This entry is being posted on behalf of Laura Palmer, candidate for Director in the 2019 STC election. More information about Laura can be found on her STC election page. You can ask questions of the candidates on the STC Election Forum. The election begins 25 February and runs through 11 March.
The other day, one of my social media feeds popped up a 2016 article link about Technical Writers. Always curious about media perceptions of the profession, I made the leap—or click, more accurately—to see what the “Money” section of US News had to say. I’m fascinated with articles like this one because I’m looking at ways to reinvigorate the field and, more importantly, to learn how such a great career can resonate with more people.
A short read later, the US News facts about job growth and salary made me smile. The 11% predicted job increase between 2016 and 2026, or about 5,700 jobs overall, highlights the excellent career potential for technical writing/communication. As well, the salary ranges still looked solid with a national median of $70K. US News also accurately described the collaborative role of our profession; we are, as the article said, a key member of a team and integral to the success of a product. So really, what’s not to love about the field and all it can offer?
For me, the love runs out not with the profession, but with the descriptions of what we do. The US News article referenced writing manuals and documentation, both of which are the bedrock of the profession. Later, video and social media popped up as ways technical communicators may interact with their audiences. But, for me, the overall description of the field still fell flat; it lacked a true reflection of the richness and breadth of what technical writers/communicators do every day.
As the Chair of an academic department housing a technical communication degree, recruiting high school students and others into our program forms a big part of my everyday life.

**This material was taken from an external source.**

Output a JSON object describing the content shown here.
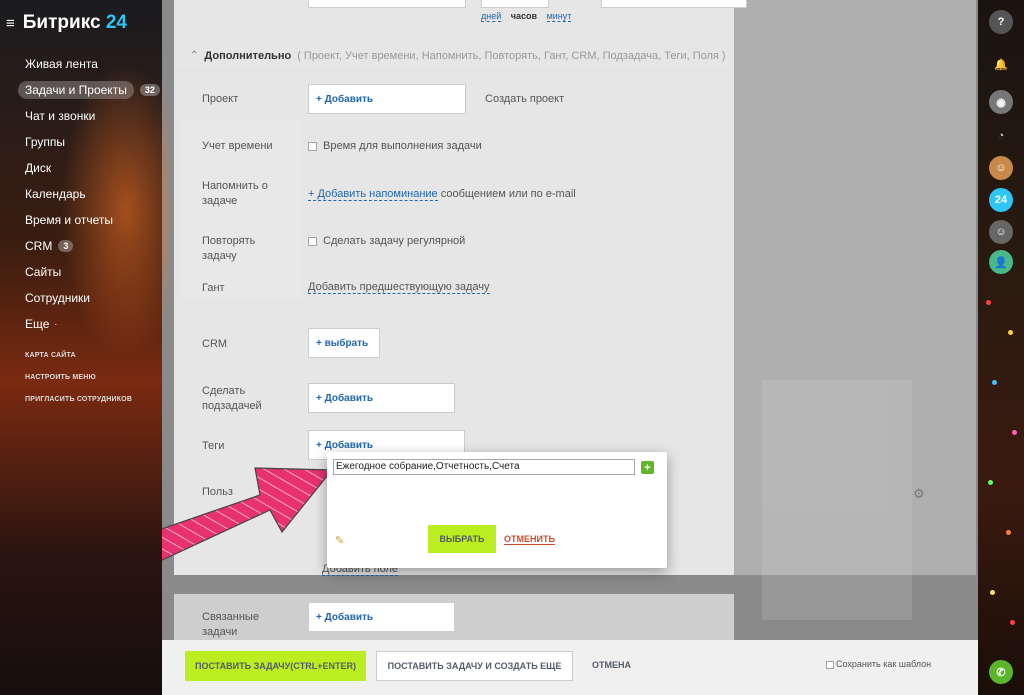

Of course, a career in technical communication doesn’t have to start at the college level; but, for the late-teens and early-20s demographic I see, college is a good beginning. From speaking with students, I’ve learned that describing the field as writing instruction manuals and working in manufacturing doesn’t bring eager freshmen to our programs. Students transferring to our school with an associate’s degree—generally a non-traditional and more pragmatic cohort—still aren’t thrilled with the “manuals and manufacturing” manifesto. It doesn’t sound like a compelling career option.
As a profession, we’re an amazing cross-section of people, jobs, competencies, and qualifications, but how do we convey all this potential of technical communication to others? I know that at our college recruiting fairs, students tend to take what they’ve liked from the last few years and seek out the same in college. Thus, my administrative colleagues in Psychology, Journalism, and Public Relations feel the rush of the crowd at their table, while my table definitely has a more reserved vibe.
But, I want to change that! I came to technical communication years ago by way of several courses in my undergraduate degree. It was a time when we still called it technical writing because, in those pre-personal computer days, we wrote. But technology aside, what I took from those early classes are ideas and practices I continue to use. In 2019, the field of technical communication has so much to offer. Really, what we do almost defies explanation: graphics, writing, video, accessibility, social media, SEO, and usability, to name just a few. We’re developing APIs. We’re working on GitHub. I’m willing to bet some of us are working with blockchain, too. You may not know this, but these the exact areas that students want for a career. At least, that’s almost always what I hear from students who come to our technical communication degree. But I also hear another piece of information from these students: “I didn’t know such a great program and career existed.”
So, back to that recruitment fair for a minute. Remember I said high school students tend to make college choices based on what they already know and love from their high school classes? A quick online search of “technical writing, high school” reveals only a handful of high schools that include a technical writing course in their curriculum. If students don’t know technical communication/writing exists, how can we expect them to consider it as a major or even a minor in college, let alone a career?
A big part of my recruiting efforts for 2019 and beyond will be directed at introducing high school students to technical communication. I’m reaching out to high school counselors and advisors to help them get the word out about a profession that’s growing and has the potential to pay well. I’m currently attending events at the local schools to talk about the field and what it means to be a technical communicator. From these efforts, I hope to bring new ideas to the Society for Technical Communication for reaching out to the next generation of members.